Records from a collection:
↓

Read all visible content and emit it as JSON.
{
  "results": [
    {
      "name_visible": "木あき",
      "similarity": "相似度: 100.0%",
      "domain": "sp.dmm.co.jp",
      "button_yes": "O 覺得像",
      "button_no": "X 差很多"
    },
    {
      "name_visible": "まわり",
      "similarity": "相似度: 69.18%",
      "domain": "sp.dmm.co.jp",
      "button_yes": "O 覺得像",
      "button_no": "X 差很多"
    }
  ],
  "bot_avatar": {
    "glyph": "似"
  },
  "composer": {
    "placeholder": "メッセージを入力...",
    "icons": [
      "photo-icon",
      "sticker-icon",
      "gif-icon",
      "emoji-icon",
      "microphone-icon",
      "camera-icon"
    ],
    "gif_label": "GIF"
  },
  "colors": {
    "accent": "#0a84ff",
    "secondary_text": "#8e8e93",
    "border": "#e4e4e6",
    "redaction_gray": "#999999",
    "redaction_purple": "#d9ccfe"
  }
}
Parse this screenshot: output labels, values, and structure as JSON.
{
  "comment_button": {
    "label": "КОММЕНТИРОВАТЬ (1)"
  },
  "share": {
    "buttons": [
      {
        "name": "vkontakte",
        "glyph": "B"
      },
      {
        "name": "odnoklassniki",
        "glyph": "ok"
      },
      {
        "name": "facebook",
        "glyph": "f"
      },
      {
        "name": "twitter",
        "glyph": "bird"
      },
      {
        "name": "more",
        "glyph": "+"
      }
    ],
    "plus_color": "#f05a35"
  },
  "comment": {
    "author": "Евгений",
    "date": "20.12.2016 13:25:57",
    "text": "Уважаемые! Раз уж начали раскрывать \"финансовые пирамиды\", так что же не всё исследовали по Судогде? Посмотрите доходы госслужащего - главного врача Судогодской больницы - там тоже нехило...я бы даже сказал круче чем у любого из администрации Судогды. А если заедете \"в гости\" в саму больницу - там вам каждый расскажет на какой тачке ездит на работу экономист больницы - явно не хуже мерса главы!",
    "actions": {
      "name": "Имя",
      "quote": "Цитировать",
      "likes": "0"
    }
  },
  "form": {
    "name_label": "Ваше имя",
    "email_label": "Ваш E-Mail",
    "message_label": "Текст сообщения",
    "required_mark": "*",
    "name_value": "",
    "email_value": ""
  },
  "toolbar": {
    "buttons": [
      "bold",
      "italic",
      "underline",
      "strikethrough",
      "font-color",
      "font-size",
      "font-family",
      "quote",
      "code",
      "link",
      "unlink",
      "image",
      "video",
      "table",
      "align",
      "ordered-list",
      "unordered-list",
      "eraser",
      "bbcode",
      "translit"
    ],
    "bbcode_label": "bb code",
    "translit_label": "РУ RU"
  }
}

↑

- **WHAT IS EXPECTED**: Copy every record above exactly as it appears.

- **SOLUTION**:
Read all visible content and emit it as JSON.
{
  "results": [
    {
      "name_visible": "木あき",
      "similarity": "相似度: 100.0%",
      "domain": "sp.dmm.co.jp",
      "button_yes": "O 覺得像",
      "button_no": "X 差很多"
    },
    {
      "name_visible": "まわり",
      "similarity": "相似度: 69.18%",
      "domain": "sp.dmm.co.jp",
      "button_yes": "O 覺得像",
      "button_no": "X 差很多"
    }
  ],
  "bot_avatar": {
    "glyph": "似"
  },
  "composer": {
    "placeholder": "メッセージを入力...",
    "icons": [
      "photo-icon",
      "sticker-icon",
      "gif-icon",
      "emoji-icon",
      "microphone-icon",
      "camera-icon"
    ],
    "gif_label": "GIF"
  },
  "colors": {
    "accent": "#0a84ff",
    "secondary_text": "#8e8e93",
    "border": "#e4e4e6",
    "redaction_gray": "#999999",
    "redaction_purple": "#d9ccfe"
  }
}
Parse this screenshot: output labels, values, and structure as JSON.
{
  "comment_button": {
    "label": "КОММЕНТИРОВАТЬ (1)"
  },
  "share": {
    "buttons": [
      {
        "name": "vkontakte",
        "glyph": "B"
      },
      {
        "name": "odnoklassniki",
        "glyph": "ok"
      },
      {
        "name": "facebook",
        "glyph": "f"
      },
      {
        "name": "twitter",
        "glyph": "bird"
      },
      {
        "name": "more",
        "glyph": "+"
      }
    ],
    "plus_color": "#f05a35"
  },
  "comment": {
    "author": "Евгений",
    "date": "20.12.2016 13:25:57",
    "text": "Уважаемые! Раз уж начали раскрывать \"финансовые пирамиды\", так что же не всё исследовали по Судогде? Посмотрите доходы госслужащего - главного врача Судогодской больницы - там тоже нехило...я бы даже сказал круче чем у любого из администрации Судогды. А если заедете \"в гости\" в саму больницу - там вам каждый расскажет на какой тачке ездит на работу экономист больницы - явно не хуже мерса главы!",
    "actions": {
      "name": "Имя",
      "quote": "Цитировать",
      "likes": "0"
    }
  },
  "form": {
    "name_label": "Ваше имя",
    "email_label": "Ваш E-Mail",
    "message_label": "Текст сообщения",
    "required_mark": "*",
    "name_value": "",
    "email_value": ""
  },
  "toolbar": {
    "buttons": [
      "bold",
      "italic",
      "underline",
      "strikethrough",
      "font-color",
      "font-size",
      "font-family",
      "quote",
      "code",
      "link",
      "unlink",
      "image",
      "video",
      "table",
      "align",
      "ordered-list",
      "unordered-list",
      "eraser",
      "bbcode",
      "translit"
    ],
    "bbcode_label": "bb code",
    "translit_label": "РУ RU"
  }
}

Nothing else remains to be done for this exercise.